══ RAW DATA ══

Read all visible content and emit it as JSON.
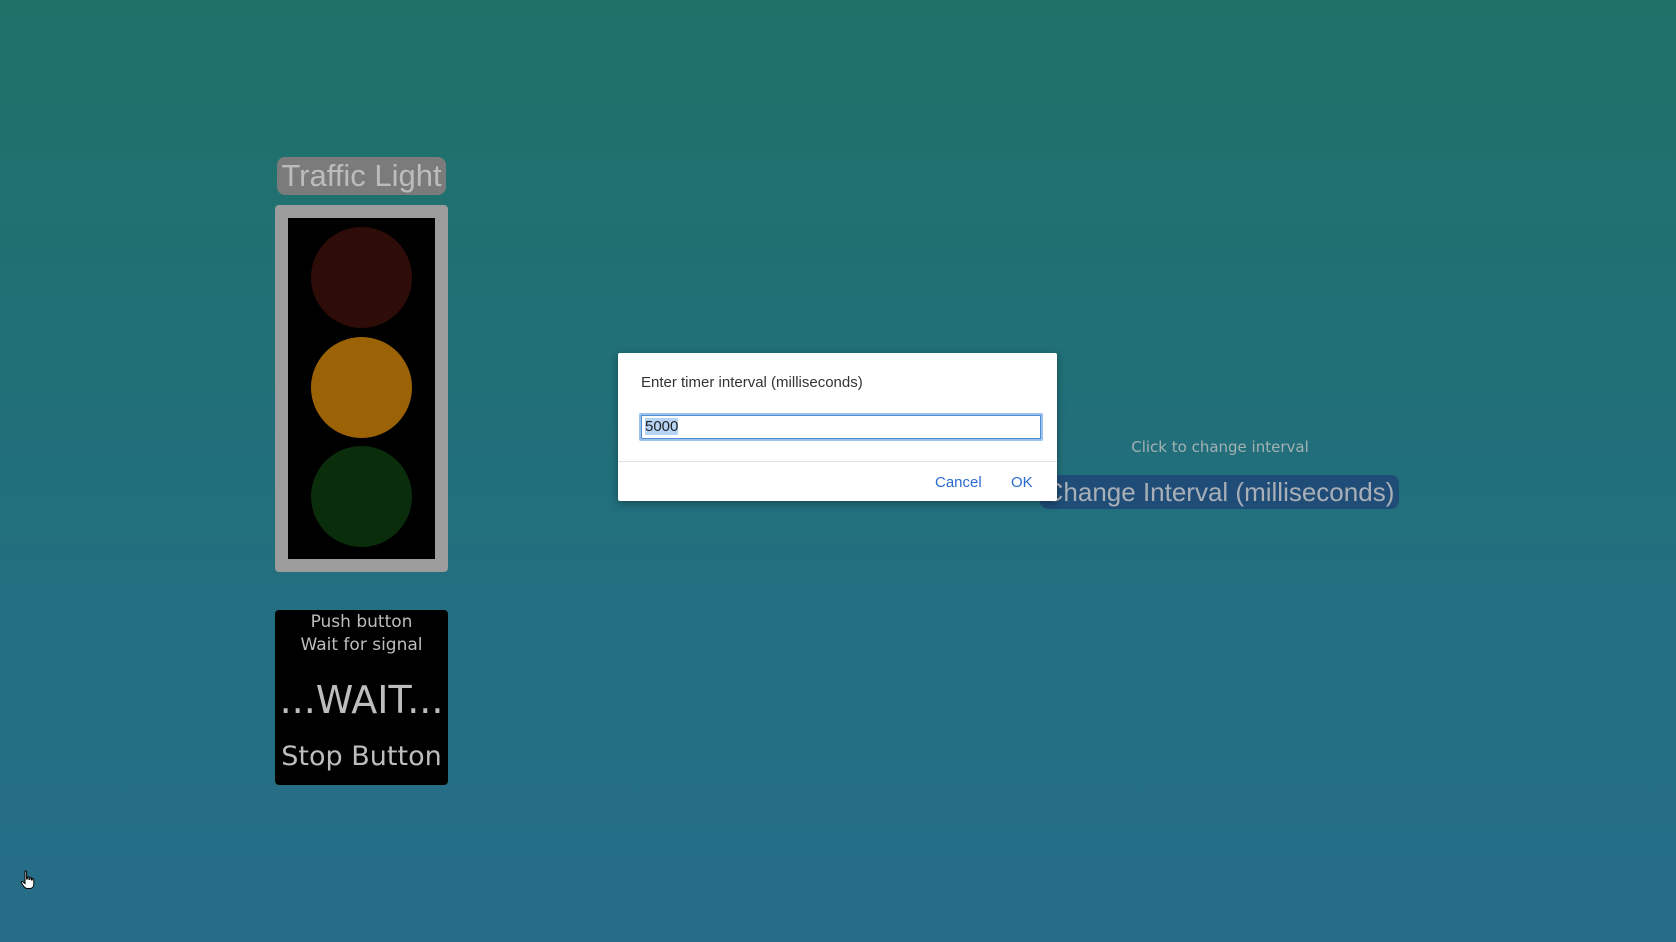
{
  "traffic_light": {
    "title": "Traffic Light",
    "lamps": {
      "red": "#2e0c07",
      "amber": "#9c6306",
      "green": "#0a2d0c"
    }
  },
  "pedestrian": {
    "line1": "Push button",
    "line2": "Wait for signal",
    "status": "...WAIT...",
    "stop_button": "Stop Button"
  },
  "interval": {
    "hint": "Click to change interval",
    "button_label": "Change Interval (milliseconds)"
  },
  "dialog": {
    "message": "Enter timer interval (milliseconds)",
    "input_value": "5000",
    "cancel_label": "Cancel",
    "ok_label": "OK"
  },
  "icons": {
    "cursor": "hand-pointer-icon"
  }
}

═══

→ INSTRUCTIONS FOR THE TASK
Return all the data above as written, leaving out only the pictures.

→ TASK OUTPUT
Read all visible content and emit it as JSON.
{
  "traffic_light": {
    "title": "Traffic Light",
    "lamps": {
      "red": "#2e0c07",
      "amber": "#9c6306",
      "green": "#0a2d0c"
    }
  },
  "pedestrian": {
    "line1": "Push button",
    "line2": "Wait for signal",
    "status": "...WAIT...",
    "stop_button": "Stop Button"
  },
  "interval": {
    "hint": "Click to change interval",
    "button_label": "Change Interval (milliseconds)"
  },
  "dialog": {
    "message": "Enter timer interval (milliseconds)",
    "input_value": "5000",
    "cancel_label": "Cancel",
    "ok_label": "OK"
  },
  "icons": {
    "cursor": "hand-pointer-icon"
  }
}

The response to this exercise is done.